When you get asked to name a British tennis player, you're almost certainly going to name Andy Murray.
He's the most successful and most talented star we in the UK have had for a generation, probably more. His lack of Grand Slam wins so far may be a bit of a concern, but he's been hovering around the top four and slam semifinals for years now, and if that's the best we're going to get, so be it.
It wasn't always like this, though. We used to have other British men who were good at tennis, too. Let's refresh our memories.
Tiger Tim Henman was the great hope of British tennis for most of the 1990s and into the new millennium. He was the first British man since the 1970s to reach the semifinals of any Grand Slam (seriously, during the 1980s, British tennis was in the doldrums), and made it as high as No. 4 in the world rankings.
Significantly, he also got a lump of mud named after him—the little incline outside the main Wimbledon set-up has been referred to as "Henman Hill" since his playing days, as that's where all the fans would gather to watch his matches on the big screen if they couldn't get tickets.
After he retired in 2007, he went into commentary, so if you tune into any British-led television coverage of tennis, you're likely to see him again.
When he started competing for Britain, Greg Rusedski's detractors sniffed about him being Canadian. They probably weren't that bothered about his nationality when the big-serving big man started to rack up the wins.
He was duelling against Henman for the spot of British No. 1, and unlike his rival, even managed to make it to a Grand Slam final—the US Open in 1997.
Just like Henman, his career highest ranking was No. 4 in the world—and to be honest, though Henman was probably the more technically graceful and Rusedski more powerful, there was little to choose between them.
He retired in 2007 as well, and since then has competed on the British reality show, "Dancing on Ice." Seriously.
You have to feel sorry for Jeremy Bates, with hindsight. Primarily a doubles player, there was such a dearth of British tennis success in the singles during the time he was playing (retiring in 1996) that he ended up bearing the country's Wimbledon hopes over and over again.
He made it to the fourth round twice in his sixteen years at SW19, but no further, and though his entry into the singles draw of other slams was patchy, he only ever got as far as the third round there as well.
Bates was basically a really good player whose abilities weren't appreciated at the time because they didn't involve winning singles titles—only doubles.
Roger Taylor was the great hope of 1970s British tennis, making it to quarters and semis, but never beyond. Looking at the stats, though, except for a brief spell between 1970 and 1973, he struggled in singles slams—his best runs at the US Open came at the very start of his career, reaching the quarter-finals in 1964.
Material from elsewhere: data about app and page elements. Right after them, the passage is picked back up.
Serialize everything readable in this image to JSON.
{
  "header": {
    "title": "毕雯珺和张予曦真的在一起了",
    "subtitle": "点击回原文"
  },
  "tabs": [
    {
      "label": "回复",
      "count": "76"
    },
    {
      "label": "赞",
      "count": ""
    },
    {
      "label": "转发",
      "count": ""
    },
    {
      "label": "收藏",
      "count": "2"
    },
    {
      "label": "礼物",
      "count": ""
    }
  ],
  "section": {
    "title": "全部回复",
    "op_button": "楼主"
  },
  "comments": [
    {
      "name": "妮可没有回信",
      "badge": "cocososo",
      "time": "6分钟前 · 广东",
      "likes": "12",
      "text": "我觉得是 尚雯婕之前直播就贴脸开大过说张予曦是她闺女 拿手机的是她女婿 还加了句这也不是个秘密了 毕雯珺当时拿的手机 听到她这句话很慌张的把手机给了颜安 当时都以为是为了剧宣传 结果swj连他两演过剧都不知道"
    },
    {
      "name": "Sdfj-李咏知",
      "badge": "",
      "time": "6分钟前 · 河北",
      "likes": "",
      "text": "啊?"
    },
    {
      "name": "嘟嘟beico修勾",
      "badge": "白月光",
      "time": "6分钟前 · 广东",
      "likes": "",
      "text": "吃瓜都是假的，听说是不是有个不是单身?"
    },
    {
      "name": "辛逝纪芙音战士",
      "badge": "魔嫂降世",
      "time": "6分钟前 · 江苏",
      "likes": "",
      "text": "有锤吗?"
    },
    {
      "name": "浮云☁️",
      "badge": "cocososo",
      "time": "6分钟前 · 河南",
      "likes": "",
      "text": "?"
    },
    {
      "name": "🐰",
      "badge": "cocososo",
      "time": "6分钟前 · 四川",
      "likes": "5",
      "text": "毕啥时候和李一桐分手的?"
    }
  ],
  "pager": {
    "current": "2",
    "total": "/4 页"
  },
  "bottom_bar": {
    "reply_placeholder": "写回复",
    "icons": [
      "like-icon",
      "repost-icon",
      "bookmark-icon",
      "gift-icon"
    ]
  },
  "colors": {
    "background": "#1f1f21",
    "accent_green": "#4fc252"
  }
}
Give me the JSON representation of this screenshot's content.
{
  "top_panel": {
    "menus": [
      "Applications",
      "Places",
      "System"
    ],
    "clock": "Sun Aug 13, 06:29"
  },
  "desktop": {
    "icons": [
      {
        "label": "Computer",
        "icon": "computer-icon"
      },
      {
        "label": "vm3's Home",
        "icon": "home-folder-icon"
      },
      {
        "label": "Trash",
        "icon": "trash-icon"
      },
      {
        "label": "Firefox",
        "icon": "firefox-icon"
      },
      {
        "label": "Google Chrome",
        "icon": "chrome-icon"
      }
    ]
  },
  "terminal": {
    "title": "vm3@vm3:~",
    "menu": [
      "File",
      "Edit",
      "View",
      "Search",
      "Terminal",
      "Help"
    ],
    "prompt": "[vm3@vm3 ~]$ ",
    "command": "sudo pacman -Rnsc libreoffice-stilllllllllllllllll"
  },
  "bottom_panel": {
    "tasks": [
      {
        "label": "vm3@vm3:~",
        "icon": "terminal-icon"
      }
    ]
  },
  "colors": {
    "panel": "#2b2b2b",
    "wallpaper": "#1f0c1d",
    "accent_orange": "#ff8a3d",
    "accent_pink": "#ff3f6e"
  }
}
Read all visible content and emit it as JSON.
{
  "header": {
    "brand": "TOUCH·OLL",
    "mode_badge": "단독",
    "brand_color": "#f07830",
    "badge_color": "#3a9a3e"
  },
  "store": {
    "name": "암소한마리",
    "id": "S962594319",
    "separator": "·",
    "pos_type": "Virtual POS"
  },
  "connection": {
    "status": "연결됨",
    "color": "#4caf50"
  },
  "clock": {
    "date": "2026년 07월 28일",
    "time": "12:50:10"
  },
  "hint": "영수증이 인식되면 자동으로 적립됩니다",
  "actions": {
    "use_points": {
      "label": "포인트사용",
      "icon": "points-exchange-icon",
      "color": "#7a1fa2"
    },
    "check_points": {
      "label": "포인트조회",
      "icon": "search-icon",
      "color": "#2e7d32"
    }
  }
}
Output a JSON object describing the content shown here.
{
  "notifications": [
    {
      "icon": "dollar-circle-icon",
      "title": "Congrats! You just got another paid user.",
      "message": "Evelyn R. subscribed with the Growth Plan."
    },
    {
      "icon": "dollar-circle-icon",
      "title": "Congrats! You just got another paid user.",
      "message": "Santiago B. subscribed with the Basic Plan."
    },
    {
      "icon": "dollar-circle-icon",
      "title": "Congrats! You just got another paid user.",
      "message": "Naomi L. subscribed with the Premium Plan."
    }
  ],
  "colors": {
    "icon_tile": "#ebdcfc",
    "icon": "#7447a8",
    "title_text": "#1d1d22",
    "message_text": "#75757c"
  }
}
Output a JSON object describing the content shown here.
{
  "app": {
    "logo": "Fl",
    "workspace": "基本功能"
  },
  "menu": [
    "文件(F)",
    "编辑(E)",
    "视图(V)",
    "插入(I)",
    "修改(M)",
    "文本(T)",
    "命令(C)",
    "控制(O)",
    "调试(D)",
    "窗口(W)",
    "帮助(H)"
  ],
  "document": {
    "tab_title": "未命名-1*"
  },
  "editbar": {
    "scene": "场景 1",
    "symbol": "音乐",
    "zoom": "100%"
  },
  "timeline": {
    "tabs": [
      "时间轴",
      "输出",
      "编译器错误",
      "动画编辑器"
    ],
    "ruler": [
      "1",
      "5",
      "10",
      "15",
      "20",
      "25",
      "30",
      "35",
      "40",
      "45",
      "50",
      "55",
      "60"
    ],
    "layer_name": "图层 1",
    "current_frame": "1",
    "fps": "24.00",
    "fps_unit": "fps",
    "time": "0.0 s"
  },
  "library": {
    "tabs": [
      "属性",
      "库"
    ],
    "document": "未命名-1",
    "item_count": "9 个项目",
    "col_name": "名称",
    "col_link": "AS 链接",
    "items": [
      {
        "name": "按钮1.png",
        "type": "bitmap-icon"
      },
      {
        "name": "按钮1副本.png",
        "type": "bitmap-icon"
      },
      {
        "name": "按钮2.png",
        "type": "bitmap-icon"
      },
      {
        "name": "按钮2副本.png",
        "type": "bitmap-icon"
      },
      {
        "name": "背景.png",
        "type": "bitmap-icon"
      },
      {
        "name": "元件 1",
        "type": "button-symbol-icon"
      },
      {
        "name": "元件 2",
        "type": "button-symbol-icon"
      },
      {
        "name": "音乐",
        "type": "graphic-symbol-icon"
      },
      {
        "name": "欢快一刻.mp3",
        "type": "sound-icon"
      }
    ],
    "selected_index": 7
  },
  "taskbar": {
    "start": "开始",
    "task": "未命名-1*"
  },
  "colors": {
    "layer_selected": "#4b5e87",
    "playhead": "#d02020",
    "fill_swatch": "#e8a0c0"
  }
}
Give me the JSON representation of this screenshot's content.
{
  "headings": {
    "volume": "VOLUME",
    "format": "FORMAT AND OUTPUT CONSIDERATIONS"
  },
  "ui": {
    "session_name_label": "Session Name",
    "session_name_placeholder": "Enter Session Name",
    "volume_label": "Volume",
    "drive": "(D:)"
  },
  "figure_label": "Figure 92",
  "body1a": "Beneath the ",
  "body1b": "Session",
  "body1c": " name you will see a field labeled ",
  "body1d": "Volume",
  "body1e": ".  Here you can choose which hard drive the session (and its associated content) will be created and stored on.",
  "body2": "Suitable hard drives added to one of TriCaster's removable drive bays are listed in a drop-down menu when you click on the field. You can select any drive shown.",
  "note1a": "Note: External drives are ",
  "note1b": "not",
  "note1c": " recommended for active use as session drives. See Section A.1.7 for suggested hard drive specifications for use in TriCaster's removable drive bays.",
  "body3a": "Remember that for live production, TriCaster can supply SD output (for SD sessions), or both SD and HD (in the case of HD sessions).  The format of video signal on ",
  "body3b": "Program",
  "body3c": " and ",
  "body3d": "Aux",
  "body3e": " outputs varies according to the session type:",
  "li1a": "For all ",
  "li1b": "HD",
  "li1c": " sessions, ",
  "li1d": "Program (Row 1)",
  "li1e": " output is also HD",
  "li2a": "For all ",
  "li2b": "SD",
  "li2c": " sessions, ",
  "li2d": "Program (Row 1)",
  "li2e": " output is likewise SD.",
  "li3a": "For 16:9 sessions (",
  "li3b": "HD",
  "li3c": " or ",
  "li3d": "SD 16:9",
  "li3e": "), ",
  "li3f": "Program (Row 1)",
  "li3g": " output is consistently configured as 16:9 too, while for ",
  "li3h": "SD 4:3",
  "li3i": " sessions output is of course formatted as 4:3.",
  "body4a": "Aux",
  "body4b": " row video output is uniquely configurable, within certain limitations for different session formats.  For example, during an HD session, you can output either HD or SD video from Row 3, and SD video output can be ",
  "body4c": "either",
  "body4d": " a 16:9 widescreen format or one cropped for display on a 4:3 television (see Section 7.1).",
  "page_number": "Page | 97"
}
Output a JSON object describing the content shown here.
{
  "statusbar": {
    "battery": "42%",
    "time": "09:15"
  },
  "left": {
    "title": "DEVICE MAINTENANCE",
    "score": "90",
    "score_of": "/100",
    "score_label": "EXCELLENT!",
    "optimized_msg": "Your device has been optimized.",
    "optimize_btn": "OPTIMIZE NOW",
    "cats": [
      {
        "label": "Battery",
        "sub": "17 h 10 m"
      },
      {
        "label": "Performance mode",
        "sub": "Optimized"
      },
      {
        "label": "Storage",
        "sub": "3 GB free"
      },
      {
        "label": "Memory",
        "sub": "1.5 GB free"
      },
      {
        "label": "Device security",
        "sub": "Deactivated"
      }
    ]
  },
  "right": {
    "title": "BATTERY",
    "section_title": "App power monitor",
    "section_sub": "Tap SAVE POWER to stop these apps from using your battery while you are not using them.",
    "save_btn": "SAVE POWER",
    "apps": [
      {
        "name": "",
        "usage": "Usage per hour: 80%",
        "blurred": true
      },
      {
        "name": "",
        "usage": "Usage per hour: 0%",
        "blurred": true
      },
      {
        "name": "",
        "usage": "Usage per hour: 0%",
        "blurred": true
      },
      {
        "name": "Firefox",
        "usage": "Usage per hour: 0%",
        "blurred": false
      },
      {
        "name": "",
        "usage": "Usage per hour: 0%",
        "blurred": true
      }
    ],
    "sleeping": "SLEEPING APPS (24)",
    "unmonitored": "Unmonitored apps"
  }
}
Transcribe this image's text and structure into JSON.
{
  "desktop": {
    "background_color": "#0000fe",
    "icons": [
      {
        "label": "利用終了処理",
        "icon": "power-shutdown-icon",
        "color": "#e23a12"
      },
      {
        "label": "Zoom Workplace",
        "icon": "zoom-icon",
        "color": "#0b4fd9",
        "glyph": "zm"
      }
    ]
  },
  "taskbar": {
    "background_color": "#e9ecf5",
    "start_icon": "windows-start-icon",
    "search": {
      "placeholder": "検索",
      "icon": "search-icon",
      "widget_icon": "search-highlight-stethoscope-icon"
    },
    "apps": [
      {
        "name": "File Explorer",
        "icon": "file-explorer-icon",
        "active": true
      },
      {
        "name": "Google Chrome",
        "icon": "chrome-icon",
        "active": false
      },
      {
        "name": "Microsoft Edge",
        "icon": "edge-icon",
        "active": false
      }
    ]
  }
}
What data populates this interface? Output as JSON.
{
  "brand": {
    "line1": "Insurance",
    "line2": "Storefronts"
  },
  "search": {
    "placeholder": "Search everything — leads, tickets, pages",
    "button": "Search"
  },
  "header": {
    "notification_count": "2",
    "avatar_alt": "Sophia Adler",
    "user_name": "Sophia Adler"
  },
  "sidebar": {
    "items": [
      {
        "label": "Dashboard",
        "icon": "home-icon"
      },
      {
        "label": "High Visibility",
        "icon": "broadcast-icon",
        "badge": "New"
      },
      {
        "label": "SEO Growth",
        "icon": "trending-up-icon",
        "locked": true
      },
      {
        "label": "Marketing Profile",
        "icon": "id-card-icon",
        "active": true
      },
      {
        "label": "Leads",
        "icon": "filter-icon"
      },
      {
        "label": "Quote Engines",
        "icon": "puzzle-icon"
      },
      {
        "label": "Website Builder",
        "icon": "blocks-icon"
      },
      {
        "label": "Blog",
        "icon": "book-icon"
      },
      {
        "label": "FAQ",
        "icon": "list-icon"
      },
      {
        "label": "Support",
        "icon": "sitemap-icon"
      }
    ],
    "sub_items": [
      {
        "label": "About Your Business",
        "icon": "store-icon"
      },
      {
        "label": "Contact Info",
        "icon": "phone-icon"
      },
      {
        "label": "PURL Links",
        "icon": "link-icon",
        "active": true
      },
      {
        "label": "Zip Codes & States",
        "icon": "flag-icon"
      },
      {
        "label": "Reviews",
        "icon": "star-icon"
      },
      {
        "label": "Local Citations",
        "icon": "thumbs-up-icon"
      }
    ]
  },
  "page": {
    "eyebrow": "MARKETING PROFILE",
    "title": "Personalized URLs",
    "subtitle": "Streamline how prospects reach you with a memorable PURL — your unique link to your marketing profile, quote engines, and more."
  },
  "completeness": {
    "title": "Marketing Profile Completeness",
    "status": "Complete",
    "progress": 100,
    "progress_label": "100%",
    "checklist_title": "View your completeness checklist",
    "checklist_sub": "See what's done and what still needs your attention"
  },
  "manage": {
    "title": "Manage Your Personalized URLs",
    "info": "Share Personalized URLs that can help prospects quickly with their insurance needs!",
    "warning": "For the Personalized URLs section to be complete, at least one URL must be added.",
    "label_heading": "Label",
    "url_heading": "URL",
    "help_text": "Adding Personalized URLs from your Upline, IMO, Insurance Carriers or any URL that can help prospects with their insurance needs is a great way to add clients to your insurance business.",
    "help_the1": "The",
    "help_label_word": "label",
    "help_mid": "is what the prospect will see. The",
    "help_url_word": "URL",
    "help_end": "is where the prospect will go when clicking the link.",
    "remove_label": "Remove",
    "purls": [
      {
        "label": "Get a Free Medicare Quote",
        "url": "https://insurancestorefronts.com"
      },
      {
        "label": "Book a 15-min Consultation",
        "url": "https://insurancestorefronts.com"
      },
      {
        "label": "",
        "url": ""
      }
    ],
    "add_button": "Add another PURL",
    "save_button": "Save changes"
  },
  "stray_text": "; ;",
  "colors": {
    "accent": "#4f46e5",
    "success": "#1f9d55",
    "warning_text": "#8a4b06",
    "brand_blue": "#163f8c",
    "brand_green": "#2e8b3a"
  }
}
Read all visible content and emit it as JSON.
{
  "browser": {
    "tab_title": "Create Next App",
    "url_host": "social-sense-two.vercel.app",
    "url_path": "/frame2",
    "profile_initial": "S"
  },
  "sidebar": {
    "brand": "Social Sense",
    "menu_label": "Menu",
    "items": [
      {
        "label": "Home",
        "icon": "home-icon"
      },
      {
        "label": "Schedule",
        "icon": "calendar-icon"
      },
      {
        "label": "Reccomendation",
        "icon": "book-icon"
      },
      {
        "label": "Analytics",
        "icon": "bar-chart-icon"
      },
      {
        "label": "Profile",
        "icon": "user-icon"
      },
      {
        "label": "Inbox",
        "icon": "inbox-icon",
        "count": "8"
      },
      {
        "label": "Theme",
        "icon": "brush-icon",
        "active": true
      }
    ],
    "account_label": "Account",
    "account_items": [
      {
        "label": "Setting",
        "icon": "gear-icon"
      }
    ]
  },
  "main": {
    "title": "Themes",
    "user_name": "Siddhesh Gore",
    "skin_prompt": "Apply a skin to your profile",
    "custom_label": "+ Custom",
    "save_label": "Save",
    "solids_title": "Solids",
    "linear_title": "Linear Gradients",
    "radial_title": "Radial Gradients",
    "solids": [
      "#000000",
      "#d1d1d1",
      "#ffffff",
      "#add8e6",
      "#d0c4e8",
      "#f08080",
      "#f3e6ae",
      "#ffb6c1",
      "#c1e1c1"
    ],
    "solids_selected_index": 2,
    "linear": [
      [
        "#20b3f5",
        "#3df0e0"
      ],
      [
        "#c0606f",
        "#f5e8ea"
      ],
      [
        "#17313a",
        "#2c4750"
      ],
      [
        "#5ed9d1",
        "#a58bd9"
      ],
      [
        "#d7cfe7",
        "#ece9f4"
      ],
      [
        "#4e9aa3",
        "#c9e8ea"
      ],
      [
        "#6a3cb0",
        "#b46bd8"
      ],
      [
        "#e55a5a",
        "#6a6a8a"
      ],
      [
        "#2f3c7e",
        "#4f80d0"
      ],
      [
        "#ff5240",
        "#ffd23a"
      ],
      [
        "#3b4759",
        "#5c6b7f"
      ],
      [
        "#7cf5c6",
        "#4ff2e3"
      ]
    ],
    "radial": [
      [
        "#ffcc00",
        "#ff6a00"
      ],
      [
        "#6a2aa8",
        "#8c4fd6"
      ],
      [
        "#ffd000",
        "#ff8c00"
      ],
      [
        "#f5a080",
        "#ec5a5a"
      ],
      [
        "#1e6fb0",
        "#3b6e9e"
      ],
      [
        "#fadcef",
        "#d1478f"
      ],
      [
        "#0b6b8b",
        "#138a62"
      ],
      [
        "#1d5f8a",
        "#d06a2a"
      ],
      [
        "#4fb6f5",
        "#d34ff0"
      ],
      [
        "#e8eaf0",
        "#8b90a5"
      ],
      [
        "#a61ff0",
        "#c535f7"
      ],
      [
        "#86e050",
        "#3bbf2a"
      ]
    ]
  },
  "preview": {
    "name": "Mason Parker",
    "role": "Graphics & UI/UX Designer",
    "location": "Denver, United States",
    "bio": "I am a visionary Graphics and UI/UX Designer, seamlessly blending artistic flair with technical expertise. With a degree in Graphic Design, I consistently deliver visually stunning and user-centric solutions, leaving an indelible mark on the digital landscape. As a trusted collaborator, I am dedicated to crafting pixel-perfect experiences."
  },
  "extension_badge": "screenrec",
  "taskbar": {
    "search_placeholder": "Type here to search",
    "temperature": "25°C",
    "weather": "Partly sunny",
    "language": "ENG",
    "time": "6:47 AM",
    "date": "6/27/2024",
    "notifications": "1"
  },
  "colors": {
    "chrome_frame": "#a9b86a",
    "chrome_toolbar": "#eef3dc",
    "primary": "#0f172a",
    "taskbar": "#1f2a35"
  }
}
The success he did have, though, is memorable. There's that clip of him against debutant Bjorn Borg when the teenager disputes match-point and Taylor offers to replay the point; there's the win against defending champion Rod Laver at Wimbledon in 1970; there's his spell in World Championship Tennis.
Oddly, when he played doubles, his only slam wins were at the US Open, where he struggled as a singles player.
No debate about the best British tennis players of all time ever really gets any further than Fred Perry, the last British man to win at Wimbledon.
He won eight career grand slams, including three successive Wimbledons as an amateur, turning pro shortly afterwards. Of course, in 1930s Britain, professional sport was something to be frowned upon by society's upper echelons, and Perry emigrated to the USA, becoming a naturalised citizen in the early 1940s.
Fortunately, his success has been recognised now—there's a big statue of him in SW19.
I've not included players like William Renshaw here, even though by repute he was possibly one of the greatest of all time—he played in the late 19th century and won seven Wimbledon titles, six successively.
But the big question is—who'll be Britain's next hope for a grand slam win? James Ward? Or are we looking beyond him, even, to Tom Farquharson?
What do you think?